Once again, a huge thank you to the wonderful booksellers at Mr B’s Emporium Of Reading Delights in Bath for recommending me this book in a reading spa I attended with my sister, Chrissi Reads. Of course, they sold every book to us perfectly but I was particularly intrigued by the comparisons to Room by Emma Donoghue, one of my all time favourite books. Unfortunately, I think I was expecting something that reached the dizzying heights of the above mentioned novel and it ended up being a bit disappointing. This is purely in comparison to Room as I could definitely see some great qualities in the writing and characters. I have to be honest with myself however and if I judged it on its own merit alone without the pervading influence of Room, I still wasn’t completely blown away by this story which was a shame.
So as you may imagine, this is the story of a mother and her eleven year old son, Will who has never known life outside of his house. His mother is severely agoraphobic, to the extent that she suffers extreme panic attacks (which Will dubs “The Black Lagoons”) if she senses that her son or her own life is threatened in any way. This could be something as simple as changing a light bulb or running down the stairs – Will’s mother has become incredibly paranoid of the everyday challenges of life and relies heavily on her son and her relaxation tapes to keep the bad thoughts at bay.
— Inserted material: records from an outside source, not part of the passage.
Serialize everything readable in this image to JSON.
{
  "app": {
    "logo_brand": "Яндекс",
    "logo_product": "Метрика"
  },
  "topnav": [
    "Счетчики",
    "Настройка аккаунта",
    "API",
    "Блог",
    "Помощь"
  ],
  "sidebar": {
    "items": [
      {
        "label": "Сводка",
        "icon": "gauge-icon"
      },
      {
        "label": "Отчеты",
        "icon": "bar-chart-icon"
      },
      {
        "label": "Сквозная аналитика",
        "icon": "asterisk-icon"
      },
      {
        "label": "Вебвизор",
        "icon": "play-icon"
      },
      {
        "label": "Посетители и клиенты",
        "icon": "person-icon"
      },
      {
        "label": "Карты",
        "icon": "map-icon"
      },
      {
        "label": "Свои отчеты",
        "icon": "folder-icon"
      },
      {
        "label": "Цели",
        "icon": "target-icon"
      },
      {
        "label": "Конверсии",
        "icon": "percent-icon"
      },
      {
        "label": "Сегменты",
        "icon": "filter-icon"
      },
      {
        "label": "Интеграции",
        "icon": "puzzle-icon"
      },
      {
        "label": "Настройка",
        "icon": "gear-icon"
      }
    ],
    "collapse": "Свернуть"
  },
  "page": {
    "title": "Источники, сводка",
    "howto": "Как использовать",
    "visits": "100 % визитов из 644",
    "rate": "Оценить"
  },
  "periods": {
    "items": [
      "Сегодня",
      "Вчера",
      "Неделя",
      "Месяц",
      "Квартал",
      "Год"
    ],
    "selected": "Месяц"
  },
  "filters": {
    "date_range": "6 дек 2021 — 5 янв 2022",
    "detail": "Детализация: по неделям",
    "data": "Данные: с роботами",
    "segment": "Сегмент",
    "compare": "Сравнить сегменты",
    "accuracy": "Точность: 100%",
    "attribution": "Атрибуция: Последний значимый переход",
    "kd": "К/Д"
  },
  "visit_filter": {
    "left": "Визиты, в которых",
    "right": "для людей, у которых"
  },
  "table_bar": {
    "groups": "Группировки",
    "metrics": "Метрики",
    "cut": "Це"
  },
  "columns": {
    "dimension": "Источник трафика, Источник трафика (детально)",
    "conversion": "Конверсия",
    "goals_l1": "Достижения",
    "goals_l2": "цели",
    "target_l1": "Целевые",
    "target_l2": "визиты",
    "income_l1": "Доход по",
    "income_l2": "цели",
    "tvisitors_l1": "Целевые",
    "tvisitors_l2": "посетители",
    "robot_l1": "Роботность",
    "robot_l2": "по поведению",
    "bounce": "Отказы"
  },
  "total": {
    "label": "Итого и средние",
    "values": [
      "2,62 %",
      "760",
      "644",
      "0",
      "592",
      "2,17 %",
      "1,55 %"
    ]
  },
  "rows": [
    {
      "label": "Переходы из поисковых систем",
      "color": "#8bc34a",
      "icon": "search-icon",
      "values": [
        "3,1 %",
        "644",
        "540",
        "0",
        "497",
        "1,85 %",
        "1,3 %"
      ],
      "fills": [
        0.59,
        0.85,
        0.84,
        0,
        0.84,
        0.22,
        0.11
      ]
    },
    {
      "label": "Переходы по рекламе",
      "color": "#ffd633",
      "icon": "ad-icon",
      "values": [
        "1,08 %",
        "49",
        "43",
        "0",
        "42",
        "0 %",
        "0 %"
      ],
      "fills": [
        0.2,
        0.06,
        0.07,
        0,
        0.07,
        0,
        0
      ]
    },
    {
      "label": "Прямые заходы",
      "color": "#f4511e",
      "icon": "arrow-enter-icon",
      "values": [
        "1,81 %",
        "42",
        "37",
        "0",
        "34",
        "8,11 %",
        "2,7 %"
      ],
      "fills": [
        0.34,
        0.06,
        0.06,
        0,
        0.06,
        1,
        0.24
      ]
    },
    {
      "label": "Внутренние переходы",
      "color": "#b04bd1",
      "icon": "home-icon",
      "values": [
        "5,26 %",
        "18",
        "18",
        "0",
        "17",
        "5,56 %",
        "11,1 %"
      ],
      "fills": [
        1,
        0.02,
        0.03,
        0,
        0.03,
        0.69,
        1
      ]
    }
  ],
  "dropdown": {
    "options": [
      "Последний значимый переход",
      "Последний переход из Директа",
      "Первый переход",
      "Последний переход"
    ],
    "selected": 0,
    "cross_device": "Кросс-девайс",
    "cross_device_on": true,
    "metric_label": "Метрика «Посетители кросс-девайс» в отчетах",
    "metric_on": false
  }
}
As a result, Will is home schooled and is very wary himself of the outside dangers which he finds out himself one day when tentatively venturing Outside for the first time.
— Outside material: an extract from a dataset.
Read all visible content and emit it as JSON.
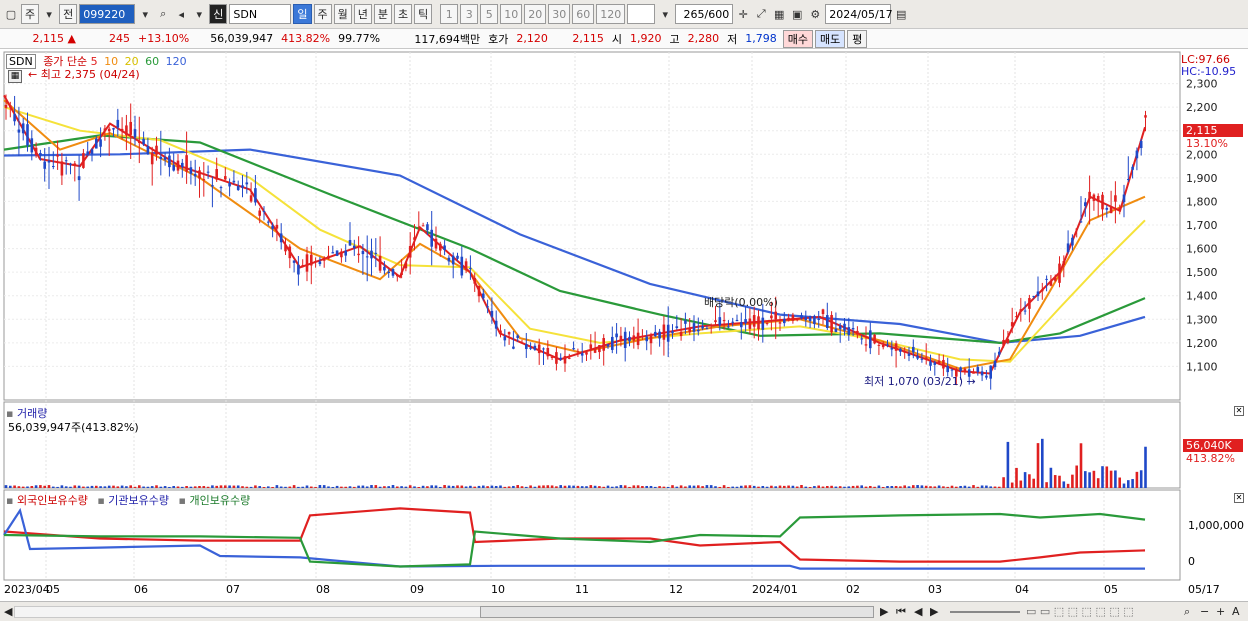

It isn’t long before Will becomes desperate to be a normal boy like his new friend, Jonah and begs his mother to let him attend a normal school. Then Will’s adventures really start. Not only does he have to learn the social intricacies and interaction with other people that he has missed while being indoors but he starts to learn the true meaning of the word “adventure” and with Jonah, embarks on one of his own whilst trying to search for a missing boy and coming across some particularly shady characters. Will finally learns just how dangerous but also how exhilarating the outside world can be and discovers a lot about himself in the process.
As a coming of age story, this book is a fantastic portrayal of a young boy growing up in a very different world from which he had been originally raised in. I really did enjoy the parts of this novel that were set Inside with Will and his mother but I have to admit, she really did frustrate me at points (and I feel a complete cow by saying this), but there were passages where I just wanted to shake her as she didn’t seem to be making much effort to “get better” at LEAST for the sake of her child. She was content just to panic, put her relaxation tapes on and bury her head in the sand at her condition. Luckily, she does redeem herself near the end of the novel so I didn’t remain cross with her for too long but I have to admit, it bugged me.
I loved Will as a character and was gripped initially when he first came out of the house and had to adjust quite quickly to real-life outside of his little bubble. However, I felt the story descended quite quickly into a strange little place with odd villains where I didn’t quite understand their motive and parts of the narrative where I just wasn’t fully invested in where the story was going. As a story of Will and his mother, this was a great book but somehow, I felt it lost its way and tried to become something that I didn’t feel made a whole lot of sense. It was very much a novel of two halves for me and as a result, I found it quite a struggle to finish.
A huge thank you also to Random House UK who provided me with a digital copy via Netgalley.
Would I recommend it?:
Star rating (out of 5):
If I Fall, If I Die is the fifteenth book in my quest to conquer Mount Everest in the Mount TBR Reading Challenge 2018!